Warning Before connecting your lamps to the AC with the module relay, it’s important
to note that 110 VAC, 127 VAC, and 220 VAC can cause severe personal injury, death, or
substantial property damage.

Make sure the lamp or device you want to command with this project requires a
current and voltage that fits the capability provided by the relay module’s specification
and that all the installation is completed using the proper wires.
The connection of the lamp or device is shown in Figure 9-15.

Figure 9-15.  Connecting a lamp to the one relay in AC

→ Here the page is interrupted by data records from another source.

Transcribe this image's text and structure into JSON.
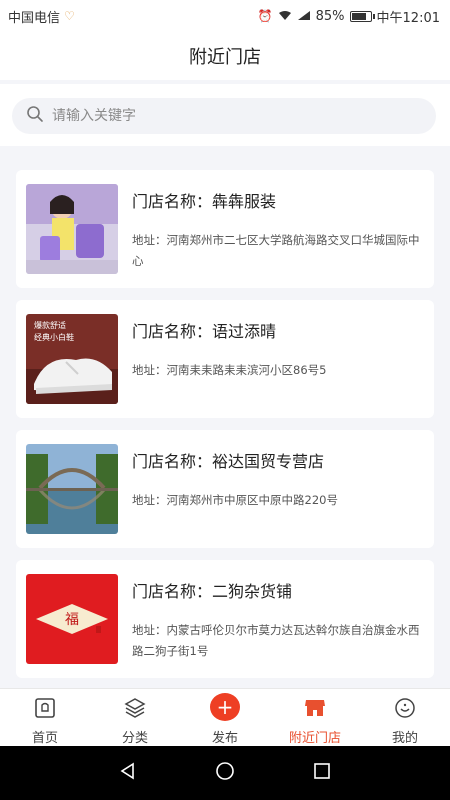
{
  "status_bar": {
    "carrier": "中国电信",
    "battery": "85%",
    "battery_level": 0.85,
    "time": "中午12:01"
  },
  "header": {
    "title": "附近门店"
  },
  "search": {
    "placeholder": "请输入关键字",
    "value": ""
  },
  "stores": [
    {
      "name": "门店名称：犇犇服装",
      "address": "地址：河南郑州市二七区大学路航海路交叉口华城国际中心",
      "thumb": "person-with-purple-bags"
    },
    {
      "name": "门店名称：语过添晴",
      "address": "地址：河南耒耒路耒耒滨河小区86号5",
      "thumb": "white-sneaker"
    },
    {
      "name": "门店名称：裕达国贸专营店",
      "address": "地址：河南郑州市中原区中原中路220号",
      "thumb": "bridge-lake"
    },
    {
      "name": "门店名称：二狗杂货铺",
      "address": "地址：内蒙古呼伦贝尔市莫力达瓦达斡尔族自治旗金水西路二狗子街1号",
      "thumb": "red-fu-logo"
    }
  ],
  "thumb_texts": {
    "sneaker_banner_line1": "爆款舒适",
    "sneaker_banner_line2": "经典小白鞋",
    "fu_char": "福"
  },
  "nav": {
    "items": [
      {
        "label": "首页",
        "icon": "home-icon"
      },
      {
        "label": "分类",
        "icon": "layers-icon"
      },
      {
        "label": "发布",
        "icon": "plus-icon",
        "symbol": "+"
      },
      {
        "label": "附近门店",
        "icon": "store-icon"
      },
      {
        "label": "我的",
        "icon": "profile-icon"
      }
    ],
    "active": "附近门店"
  },
  "colors": {
    "accent": "#e8502f",
    "publish": "#ee3f24"
  }
}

When testing your system, it is not necessary to connect the lamps or any other
AC component because the YwRobot module has LEDs that indicate connection, as
explained in Figure 9-13. Therefore, you can consider this connection